Many of us are familiar with the private investigator (PI) trope we see on TV.
Typically, onscreen, someone will go missing—or something in the hiring party’s personal life won’t add up (no matter how much they try to connect the dots). And so a PI, young and attractive and dressed in business casual attire, will appear to solve the mystery.
And they’ll do just that in the span of 30 minutes—an hour tops.
While this isn’t entirely inaccurate, private investigators are prevalent in real life. And they won’t always reflect the stereotypes you see on your favorite show.
PIs may be hired to investigate the following cases:
· Personal Injury
Worker’s compensation claims are costly. They can harm a business’s reputation and lead to corporate instability.

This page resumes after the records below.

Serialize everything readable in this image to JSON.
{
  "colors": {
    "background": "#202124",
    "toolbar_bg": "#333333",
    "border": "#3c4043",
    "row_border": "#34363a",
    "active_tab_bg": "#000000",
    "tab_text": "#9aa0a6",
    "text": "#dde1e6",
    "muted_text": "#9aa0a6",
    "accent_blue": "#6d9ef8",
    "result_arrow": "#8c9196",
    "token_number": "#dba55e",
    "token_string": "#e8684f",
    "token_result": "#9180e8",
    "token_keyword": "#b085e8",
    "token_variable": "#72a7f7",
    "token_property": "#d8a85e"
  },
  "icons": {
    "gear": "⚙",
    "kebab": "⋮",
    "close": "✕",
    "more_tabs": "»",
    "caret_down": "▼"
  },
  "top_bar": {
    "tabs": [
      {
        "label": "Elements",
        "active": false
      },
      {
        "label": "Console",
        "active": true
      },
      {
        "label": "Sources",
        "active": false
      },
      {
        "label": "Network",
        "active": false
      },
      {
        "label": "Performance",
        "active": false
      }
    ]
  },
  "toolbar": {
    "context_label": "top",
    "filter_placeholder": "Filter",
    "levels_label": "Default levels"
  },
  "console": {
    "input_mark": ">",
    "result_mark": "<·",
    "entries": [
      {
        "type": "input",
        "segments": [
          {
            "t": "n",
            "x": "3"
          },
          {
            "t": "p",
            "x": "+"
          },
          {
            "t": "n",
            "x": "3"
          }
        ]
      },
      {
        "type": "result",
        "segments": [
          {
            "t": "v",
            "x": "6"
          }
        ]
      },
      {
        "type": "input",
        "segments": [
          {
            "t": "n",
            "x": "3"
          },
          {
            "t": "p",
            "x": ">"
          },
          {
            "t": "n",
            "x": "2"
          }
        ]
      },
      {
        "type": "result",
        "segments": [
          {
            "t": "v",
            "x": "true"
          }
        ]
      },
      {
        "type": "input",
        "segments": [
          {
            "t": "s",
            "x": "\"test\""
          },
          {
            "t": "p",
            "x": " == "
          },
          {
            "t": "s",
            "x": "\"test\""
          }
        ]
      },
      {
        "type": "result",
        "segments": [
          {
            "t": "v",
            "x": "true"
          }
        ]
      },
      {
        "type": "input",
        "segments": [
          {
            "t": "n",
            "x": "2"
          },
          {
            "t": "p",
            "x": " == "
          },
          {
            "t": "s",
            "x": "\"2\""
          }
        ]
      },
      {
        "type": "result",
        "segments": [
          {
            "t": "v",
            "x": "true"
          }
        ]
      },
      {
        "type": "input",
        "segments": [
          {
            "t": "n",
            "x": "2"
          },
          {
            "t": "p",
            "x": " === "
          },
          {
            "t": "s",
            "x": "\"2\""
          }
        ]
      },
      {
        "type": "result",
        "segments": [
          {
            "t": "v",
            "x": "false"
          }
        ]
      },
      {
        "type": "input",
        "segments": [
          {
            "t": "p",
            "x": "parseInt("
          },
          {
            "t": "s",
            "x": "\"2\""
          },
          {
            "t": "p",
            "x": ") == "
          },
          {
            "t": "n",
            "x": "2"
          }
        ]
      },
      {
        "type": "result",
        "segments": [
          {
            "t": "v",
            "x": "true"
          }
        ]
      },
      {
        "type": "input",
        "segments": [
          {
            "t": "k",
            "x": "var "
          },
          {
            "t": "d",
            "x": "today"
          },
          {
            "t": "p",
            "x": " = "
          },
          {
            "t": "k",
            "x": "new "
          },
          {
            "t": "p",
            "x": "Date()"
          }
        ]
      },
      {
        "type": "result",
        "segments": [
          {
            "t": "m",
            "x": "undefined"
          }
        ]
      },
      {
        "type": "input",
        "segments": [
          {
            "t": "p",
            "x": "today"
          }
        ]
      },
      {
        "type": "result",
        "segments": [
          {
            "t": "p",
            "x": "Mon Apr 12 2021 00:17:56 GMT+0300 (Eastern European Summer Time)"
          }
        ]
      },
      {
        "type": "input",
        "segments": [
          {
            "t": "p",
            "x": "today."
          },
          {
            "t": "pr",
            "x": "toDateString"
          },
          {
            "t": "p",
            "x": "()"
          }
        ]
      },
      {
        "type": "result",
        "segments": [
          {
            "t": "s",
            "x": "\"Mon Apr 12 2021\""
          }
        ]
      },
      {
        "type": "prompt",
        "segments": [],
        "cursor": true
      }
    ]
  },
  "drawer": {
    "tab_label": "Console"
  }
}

A private investigator can help to solve these cases quickly—by verifying the details surrounding the employee’s injury. This will help to ensure your staff follow the law, and that they aren’t fabricating claims.
· Identity Theft
No doubt identity theft is unnerving. It can also take up precious time and be costly to resolve.
So if you think someone has stolen your identity, why not commission a PI? This will allow you to pinpoint the perpetrator quickly and file a report, pursuing criminal charges if you so choose.
· Missing Persons
Missing persons cases are complex. The missing person in question may be the victim of a crime, on the lam, or even looking to evade debt collection officers.
This is where a PI may come in. Many law enforcement departments have limited time and resources, and a private investigator can help to fill the gaps.
It can be unsettling to assume your partner is unfaithful, or that one of your staff is committing workplace fraud. Hiring a PI, however, can help put these suspicions to rest.
All it takes is hiring an expert to discretely monitor the suspects.